*DATA FOR THIS TASK*:
+--
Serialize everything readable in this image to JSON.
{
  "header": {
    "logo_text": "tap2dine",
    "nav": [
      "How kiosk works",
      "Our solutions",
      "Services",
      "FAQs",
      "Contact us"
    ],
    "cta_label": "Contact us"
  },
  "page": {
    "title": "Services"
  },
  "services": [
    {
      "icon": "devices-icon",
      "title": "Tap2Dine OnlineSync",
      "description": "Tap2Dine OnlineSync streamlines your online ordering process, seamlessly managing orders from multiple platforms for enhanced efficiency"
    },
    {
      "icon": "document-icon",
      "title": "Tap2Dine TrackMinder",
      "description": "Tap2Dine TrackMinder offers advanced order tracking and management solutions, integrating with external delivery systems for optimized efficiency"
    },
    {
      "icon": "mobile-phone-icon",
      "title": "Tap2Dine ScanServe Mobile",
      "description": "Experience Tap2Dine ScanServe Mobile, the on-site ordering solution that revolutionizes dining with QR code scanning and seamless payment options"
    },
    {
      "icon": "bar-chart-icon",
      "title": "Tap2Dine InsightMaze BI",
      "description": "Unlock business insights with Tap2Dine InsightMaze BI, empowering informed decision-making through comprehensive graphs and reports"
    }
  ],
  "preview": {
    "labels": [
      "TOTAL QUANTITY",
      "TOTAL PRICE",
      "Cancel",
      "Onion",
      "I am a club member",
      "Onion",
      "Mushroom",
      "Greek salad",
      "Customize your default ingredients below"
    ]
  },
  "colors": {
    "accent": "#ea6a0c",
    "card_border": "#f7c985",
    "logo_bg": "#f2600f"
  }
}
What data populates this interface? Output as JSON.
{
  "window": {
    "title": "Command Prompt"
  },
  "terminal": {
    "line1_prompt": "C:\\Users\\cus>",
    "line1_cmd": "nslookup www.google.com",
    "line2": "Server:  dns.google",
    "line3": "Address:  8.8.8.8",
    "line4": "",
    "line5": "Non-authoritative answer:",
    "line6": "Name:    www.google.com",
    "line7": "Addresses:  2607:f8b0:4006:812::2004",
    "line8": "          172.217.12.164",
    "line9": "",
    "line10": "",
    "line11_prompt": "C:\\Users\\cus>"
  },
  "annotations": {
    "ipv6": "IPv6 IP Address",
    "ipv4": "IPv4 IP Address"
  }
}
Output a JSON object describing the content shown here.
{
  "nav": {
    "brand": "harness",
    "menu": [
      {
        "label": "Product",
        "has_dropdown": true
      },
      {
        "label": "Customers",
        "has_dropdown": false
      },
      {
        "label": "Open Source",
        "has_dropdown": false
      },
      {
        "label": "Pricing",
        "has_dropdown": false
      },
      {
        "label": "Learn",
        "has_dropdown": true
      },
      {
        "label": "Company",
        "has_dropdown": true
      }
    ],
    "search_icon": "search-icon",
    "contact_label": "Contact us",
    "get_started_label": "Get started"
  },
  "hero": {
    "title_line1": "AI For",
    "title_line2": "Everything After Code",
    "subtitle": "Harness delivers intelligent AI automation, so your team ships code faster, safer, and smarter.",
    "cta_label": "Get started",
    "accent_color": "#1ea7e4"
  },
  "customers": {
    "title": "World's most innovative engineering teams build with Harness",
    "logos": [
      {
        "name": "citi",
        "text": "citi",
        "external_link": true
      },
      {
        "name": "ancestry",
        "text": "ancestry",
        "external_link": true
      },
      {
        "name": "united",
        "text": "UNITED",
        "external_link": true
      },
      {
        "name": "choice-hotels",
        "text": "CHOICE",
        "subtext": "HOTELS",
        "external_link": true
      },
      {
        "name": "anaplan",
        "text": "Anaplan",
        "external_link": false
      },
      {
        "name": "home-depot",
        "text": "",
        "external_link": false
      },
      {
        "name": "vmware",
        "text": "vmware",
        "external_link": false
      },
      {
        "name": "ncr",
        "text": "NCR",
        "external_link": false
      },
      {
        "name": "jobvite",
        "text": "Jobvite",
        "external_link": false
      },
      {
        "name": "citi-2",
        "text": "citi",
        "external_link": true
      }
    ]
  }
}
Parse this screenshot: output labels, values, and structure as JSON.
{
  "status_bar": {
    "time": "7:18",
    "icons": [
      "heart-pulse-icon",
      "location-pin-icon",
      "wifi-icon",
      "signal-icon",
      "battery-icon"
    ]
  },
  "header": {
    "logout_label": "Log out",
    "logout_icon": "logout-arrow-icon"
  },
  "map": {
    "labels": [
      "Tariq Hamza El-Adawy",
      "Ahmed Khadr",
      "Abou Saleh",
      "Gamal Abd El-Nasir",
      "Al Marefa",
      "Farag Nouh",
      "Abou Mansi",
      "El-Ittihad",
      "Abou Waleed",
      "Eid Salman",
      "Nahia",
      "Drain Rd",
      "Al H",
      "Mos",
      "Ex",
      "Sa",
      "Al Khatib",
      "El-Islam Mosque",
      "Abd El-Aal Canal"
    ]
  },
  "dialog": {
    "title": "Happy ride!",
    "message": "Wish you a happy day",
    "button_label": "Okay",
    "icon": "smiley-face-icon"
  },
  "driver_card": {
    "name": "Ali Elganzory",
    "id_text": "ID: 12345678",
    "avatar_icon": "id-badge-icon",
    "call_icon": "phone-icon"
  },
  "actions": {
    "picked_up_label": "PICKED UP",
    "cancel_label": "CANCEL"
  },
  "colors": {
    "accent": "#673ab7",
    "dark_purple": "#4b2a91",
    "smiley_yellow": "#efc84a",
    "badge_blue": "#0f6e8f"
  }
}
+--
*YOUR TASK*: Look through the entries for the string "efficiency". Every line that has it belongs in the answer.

*EXPECTED ANSWER*:
      "description": "Tap2Dine OnlineSync streamlines your online ordering process, seamlessly managing orders from multiple platforms for enhanced efficiency"
      "description": "Tap2Dine TrackMinder offers advanced order tracking and management solutions, integrating with external delivery systems for optimized efficiency"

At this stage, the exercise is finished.